Murray says the city cut off their electricity and water for good.
"I have the water in my swimming pool that I pump out for the toilets and to take a shower. And I bought a generator for electricity," said Murray.
The Murrays are one of four families whose lives were suddenly disrupted when the hillside crumbled. The families who lived in the other red-tagged homes moved out.
The Murrays hoped and prayed the hillside would be fixed sooner than later. So far, it has been later and later.
"It's very difficult because, you know, you don't have drinking water ... You have to go get drinking water. It's been a real pain," said Murray. "You don't have electricity at night. You don't have anything."
"The city has settled with us on the hillside -- to repair this hillside. And the neighbor next door to me, the Bank of America has settled, along with insurance companies. So we're just waiting on our attorneys to fix this hillside," continued Murray.
However, Murray says attorneys have convinced other families to hold out and sue the company responsible for shoring up the hillside. Those families declined to speak to Eyewitness News.
The families are suing Kleinfelder, the construction and engineering company that built the hillside. Kleinfelder did not respond to calls from Eyewitness News.
Murray says he isn't backing the suit because it's just going to drag things out a lot longer.
"I want this hillside fixed now. I really do," said Murray. "I feel the city could've forced -- once they've supplied the money -- they could've forced this repair."
The city is suing Kleinfelder to recover the money it settled and gave the affected families.
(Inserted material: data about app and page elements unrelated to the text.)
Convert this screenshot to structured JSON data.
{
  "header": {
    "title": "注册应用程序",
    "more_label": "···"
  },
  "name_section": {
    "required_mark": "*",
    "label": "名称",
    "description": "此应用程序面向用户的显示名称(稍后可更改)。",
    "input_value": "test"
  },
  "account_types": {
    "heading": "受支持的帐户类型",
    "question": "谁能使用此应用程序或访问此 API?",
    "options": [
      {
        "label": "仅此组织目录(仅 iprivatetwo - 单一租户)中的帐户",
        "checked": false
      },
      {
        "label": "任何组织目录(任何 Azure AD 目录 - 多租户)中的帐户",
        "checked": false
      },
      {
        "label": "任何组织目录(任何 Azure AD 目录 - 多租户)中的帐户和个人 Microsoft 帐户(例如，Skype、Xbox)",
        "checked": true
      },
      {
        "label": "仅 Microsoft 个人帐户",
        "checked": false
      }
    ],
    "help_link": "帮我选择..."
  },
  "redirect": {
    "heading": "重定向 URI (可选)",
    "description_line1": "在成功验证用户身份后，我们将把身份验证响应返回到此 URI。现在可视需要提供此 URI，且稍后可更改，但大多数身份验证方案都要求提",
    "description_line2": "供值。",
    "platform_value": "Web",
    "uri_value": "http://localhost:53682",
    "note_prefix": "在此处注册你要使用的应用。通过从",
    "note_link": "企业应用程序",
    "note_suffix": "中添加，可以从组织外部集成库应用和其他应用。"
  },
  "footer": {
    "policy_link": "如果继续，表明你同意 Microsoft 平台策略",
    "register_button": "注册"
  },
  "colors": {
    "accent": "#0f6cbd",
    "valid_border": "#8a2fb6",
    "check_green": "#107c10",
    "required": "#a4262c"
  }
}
The only thing city officials would tell Eyewitness News is that they want the hillside fixed as much as the residents do.
Murray says he has had enough and is moving out of his home and renting an apartment.